View Article: PubMed Central - PubMed

Affiliation: Department of Chemical Engineering, Massachusetts Institute of Technology, Cambridge, MA 02139, USA.

ABSTRACT
A major hurdle to evolutionary engineering approaches for multigenic phenotypes is the ability to simultaneously modify multiple genes rapidly and selectively. Here, we describe a method for in vivo-targeted mutagenesis in yeast, targeting glycosylases to embedded arrays for mutagenesis (TaGTEAM). By fusing the yeast 3-methyladenine DNA glycosylase MAG1 to a tetR DNA-binding domain, we are able to elevate mutation rates >800 fold in a specific ∼20-kb region of the genome or on a plasmid that contains an array of tetO sites. A wide spectrum of transitions, transversions and single base deletions are observed. We provide evidence that TaGTEAM generated point mutations occur through error-prone homologous recombination (HR) and depend on resectioning and the error-prone polymerase Pol ζ. We show that HR is error-prone in this context because of DNA damage checkpoint activation and base pair lesions and use this knowledge to shift the primary mutagenic outcome of targeted endonuclease breaks from HR-independent rearrangements to HR-dependent point mutations.

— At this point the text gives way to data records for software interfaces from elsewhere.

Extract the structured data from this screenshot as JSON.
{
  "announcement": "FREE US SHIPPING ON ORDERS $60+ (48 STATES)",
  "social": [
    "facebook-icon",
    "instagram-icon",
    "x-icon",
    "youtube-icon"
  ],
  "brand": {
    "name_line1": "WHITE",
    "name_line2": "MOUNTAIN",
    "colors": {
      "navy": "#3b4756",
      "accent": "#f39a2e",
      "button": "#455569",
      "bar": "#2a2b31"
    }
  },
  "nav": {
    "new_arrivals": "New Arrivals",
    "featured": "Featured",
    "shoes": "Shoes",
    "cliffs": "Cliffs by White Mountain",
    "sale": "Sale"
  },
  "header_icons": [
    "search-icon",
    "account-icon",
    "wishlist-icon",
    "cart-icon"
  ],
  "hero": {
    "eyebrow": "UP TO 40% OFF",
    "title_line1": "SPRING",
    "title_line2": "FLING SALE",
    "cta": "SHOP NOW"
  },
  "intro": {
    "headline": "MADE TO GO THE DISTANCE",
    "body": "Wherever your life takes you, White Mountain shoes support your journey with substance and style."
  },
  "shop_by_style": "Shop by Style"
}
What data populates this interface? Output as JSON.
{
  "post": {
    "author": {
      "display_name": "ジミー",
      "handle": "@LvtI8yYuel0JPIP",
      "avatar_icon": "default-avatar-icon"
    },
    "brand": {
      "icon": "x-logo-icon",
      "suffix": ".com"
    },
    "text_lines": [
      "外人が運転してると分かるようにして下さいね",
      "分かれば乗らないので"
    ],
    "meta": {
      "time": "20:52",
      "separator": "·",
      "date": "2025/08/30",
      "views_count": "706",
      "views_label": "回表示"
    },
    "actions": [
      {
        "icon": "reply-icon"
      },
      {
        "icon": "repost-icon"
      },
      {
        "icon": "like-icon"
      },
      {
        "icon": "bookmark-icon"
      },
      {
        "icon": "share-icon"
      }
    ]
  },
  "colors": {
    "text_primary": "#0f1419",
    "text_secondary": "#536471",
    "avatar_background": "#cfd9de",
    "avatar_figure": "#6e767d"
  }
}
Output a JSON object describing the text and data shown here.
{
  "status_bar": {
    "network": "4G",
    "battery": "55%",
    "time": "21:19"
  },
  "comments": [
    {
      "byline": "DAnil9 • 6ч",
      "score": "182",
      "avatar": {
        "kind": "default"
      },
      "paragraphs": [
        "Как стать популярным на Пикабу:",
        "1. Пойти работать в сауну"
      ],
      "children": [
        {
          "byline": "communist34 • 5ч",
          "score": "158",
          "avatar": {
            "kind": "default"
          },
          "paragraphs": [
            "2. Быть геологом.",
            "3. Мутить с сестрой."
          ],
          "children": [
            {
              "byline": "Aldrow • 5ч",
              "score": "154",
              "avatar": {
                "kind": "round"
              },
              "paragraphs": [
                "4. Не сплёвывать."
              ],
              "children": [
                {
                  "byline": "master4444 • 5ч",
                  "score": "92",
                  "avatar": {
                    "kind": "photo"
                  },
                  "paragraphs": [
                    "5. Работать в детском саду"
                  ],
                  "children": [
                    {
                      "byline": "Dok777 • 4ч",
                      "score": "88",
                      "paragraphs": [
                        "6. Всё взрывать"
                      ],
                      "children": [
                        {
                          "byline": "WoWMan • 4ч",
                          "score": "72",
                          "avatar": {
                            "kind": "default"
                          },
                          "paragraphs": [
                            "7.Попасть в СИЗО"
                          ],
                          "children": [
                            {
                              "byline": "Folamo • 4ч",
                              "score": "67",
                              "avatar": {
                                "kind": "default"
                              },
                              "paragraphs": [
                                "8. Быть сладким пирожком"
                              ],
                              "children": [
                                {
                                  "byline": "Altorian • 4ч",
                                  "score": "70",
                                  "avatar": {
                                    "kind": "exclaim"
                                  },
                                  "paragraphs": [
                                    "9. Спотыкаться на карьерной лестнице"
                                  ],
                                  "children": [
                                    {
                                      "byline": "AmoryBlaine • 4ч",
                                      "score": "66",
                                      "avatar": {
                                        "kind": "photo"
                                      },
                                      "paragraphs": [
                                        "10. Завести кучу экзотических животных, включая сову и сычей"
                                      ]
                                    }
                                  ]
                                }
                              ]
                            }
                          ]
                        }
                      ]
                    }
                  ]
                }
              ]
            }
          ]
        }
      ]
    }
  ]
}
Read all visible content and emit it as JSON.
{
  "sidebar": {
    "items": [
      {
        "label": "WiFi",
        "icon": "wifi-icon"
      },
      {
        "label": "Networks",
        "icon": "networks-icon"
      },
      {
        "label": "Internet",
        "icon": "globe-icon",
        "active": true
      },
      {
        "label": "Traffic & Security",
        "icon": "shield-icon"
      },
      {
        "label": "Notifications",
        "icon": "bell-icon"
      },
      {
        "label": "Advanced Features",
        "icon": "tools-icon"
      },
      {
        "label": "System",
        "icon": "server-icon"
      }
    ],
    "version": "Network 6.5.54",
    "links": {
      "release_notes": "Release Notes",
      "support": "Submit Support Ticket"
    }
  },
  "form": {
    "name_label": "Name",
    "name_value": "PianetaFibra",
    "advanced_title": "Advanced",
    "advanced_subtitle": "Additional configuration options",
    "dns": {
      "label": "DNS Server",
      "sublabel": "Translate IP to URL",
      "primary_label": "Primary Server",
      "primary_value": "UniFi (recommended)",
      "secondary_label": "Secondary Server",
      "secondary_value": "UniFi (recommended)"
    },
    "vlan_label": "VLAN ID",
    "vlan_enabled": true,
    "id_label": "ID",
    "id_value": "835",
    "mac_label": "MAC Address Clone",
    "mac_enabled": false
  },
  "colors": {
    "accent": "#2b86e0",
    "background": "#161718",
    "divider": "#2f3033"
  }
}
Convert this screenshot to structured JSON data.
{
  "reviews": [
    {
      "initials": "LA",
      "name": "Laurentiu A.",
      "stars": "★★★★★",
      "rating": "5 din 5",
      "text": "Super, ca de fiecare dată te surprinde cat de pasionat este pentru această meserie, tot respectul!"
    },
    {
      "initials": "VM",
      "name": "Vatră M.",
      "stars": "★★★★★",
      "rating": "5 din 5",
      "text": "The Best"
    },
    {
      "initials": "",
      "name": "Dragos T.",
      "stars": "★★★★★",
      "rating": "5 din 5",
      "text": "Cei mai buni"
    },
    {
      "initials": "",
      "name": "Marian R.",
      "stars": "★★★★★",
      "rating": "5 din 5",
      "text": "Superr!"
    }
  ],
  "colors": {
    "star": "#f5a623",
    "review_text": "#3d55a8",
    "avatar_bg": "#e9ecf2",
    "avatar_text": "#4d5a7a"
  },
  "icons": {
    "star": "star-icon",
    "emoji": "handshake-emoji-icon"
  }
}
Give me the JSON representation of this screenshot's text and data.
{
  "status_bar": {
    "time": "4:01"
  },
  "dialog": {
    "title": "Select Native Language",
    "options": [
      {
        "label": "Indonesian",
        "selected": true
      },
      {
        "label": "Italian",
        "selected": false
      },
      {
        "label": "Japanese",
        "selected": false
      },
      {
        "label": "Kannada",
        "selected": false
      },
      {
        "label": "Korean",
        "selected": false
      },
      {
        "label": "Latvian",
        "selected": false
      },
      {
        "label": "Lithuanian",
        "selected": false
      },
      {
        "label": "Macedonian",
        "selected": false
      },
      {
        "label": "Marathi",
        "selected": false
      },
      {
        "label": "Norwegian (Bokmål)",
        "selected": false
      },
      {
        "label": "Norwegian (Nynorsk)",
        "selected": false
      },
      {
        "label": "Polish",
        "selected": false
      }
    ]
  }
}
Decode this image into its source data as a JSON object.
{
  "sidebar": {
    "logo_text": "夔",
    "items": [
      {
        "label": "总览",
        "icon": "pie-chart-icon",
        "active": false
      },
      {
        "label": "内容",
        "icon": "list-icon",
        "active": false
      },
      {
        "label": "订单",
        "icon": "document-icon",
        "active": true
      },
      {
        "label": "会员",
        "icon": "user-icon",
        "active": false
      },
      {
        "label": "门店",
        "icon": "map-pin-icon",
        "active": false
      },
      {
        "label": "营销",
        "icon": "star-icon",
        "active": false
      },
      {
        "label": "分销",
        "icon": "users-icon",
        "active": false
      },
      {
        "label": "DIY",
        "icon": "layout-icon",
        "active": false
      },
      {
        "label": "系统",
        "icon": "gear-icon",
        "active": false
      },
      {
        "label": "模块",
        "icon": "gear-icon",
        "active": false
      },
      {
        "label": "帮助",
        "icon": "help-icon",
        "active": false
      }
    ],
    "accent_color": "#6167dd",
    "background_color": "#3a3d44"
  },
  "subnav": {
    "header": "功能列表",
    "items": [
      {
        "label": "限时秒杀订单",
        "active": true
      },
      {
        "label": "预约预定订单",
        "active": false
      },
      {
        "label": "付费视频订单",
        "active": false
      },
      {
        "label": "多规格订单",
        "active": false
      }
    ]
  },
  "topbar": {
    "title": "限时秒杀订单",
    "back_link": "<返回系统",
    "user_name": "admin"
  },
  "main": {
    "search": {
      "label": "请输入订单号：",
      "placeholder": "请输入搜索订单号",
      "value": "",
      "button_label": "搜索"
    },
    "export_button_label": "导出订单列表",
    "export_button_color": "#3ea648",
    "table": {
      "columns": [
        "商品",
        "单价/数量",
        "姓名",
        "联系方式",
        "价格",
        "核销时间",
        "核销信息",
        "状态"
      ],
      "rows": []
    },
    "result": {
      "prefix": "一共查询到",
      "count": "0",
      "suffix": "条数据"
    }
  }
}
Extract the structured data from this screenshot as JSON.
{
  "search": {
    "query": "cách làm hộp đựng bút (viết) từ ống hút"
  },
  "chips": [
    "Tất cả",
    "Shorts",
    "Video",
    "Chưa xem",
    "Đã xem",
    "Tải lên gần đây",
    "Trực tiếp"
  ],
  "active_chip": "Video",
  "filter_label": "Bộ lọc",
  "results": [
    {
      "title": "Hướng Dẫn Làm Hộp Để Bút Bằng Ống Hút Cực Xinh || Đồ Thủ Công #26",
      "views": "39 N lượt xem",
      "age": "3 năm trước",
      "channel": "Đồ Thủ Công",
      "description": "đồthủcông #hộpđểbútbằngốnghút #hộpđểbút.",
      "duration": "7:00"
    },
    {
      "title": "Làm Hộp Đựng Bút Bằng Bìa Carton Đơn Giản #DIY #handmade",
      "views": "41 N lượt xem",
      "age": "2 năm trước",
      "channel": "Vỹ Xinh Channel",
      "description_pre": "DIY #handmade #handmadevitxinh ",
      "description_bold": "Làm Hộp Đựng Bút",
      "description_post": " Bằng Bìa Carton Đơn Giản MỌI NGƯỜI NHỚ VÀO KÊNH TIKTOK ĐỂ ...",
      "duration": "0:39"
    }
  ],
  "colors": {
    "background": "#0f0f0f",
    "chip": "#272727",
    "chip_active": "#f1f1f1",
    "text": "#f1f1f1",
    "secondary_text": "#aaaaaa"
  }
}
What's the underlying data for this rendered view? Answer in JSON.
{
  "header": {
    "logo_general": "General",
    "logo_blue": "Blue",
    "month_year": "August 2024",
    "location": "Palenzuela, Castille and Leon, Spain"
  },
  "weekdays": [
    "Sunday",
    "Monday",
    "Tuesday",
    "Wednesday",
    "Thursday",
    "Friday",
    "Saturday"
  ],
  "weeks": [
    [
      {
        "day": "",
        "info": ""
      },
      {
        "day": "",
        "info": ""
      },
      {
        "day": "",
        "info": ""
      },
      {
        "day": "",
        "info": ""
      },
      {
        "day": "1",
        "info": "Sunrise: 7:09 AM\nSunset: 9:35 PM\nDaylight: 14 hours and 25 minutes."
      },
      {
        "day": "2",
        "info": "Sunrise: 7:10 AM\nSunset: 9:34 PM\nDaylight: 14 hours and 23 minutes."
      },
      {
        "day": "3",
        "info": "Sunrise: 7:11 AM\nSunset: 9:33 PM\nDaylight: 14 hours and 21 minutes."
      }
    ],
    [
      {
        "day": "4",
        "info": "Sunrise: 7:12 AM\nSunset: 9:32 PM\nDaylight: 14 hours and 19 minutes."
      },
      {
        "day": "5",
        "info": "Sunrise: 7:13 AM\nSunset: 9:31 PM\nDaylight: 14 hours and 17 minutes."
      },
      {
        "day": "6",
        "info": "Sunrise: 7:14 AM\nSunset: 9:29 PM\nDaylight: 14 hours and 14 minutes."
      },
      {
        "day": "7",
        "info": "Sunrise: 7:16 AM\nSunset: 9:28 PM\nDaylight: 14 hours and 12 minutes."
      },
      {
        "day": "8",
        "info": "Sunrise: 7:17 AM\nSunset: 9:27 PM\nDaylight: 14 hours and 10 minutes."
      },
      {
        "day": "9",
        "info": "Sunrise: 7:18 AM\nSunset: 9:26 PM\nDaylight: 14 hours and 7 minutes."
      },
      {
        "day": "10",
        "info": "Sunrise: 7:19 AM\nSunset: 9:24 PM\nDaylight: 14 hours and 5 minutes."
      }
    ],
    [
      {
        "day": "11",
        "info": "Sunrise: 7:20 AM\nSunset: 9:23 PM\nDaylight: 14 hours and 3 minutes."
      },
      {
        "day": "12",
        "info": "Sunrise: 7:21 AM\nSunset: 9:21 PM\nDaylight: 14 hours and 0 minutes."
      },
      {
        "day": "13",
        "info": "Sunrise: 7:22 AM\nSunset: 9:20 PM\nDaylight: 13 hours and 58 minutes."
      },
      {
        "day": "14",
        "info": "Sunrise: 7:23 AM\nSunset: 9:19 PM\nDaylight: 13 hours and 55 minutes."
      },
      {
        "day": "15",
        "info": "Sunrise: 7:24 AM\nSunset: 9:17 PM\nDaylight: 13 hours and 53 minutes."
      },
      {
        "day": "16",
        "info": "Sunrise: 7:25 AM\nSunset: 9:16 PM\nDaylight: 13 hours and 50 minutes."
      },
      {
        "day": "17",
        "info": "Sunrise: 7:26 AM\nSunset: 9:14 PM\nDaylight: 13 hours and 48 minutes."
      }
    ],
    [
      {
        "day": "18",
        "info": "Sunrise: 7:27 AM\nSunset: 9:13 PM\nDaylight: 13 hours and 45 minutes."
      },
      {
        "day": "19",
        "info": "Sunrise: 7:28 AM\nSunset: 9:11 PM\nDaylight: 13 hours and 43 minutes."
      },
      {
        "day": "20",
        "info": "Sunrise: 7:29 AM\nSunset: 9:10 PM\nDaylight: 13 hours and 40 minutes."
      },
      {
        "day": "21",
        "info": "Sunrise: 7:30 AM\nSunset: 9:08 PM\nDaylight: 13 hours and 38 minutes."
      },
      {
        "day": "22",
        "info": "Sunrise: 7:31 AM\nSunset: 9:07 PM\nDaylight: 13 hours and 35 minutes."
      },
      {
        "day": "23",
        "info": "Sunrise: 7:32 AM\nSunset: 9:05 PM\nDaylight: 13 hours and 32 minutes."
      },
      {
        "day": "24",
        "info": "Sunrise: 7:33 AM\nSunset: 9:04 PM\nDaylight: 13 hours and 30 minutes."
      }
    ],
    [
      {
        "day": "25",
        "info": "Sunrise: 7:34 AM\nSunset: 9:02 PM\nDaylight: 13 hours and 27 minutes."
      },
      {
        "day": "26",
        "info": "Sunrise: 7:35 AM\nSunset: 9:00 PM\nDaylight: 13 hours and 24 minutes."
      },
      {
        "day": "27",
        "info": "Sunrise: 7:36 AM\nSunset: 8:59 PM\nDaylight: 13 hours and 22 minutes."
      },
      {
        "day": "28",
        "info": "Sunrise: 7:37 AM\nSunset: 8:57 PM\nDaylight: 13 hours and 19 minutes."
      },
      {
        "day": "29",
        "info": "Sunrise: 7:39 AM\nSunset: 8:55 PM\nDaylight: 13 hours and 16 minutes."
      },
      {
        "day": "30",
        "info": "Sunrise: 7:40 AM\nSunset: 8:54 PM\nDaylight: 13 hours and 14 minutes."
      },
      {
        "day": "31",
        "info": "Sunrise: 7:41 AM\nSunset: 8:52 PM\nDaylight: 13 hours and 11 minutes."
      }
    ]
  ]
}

The ability to switch repair in this way opens up the possibility of using targeted endonucleases in diverse organisms for in vivo-targeted mutagenesis.

Show MeSH
Related in: MedlinePlus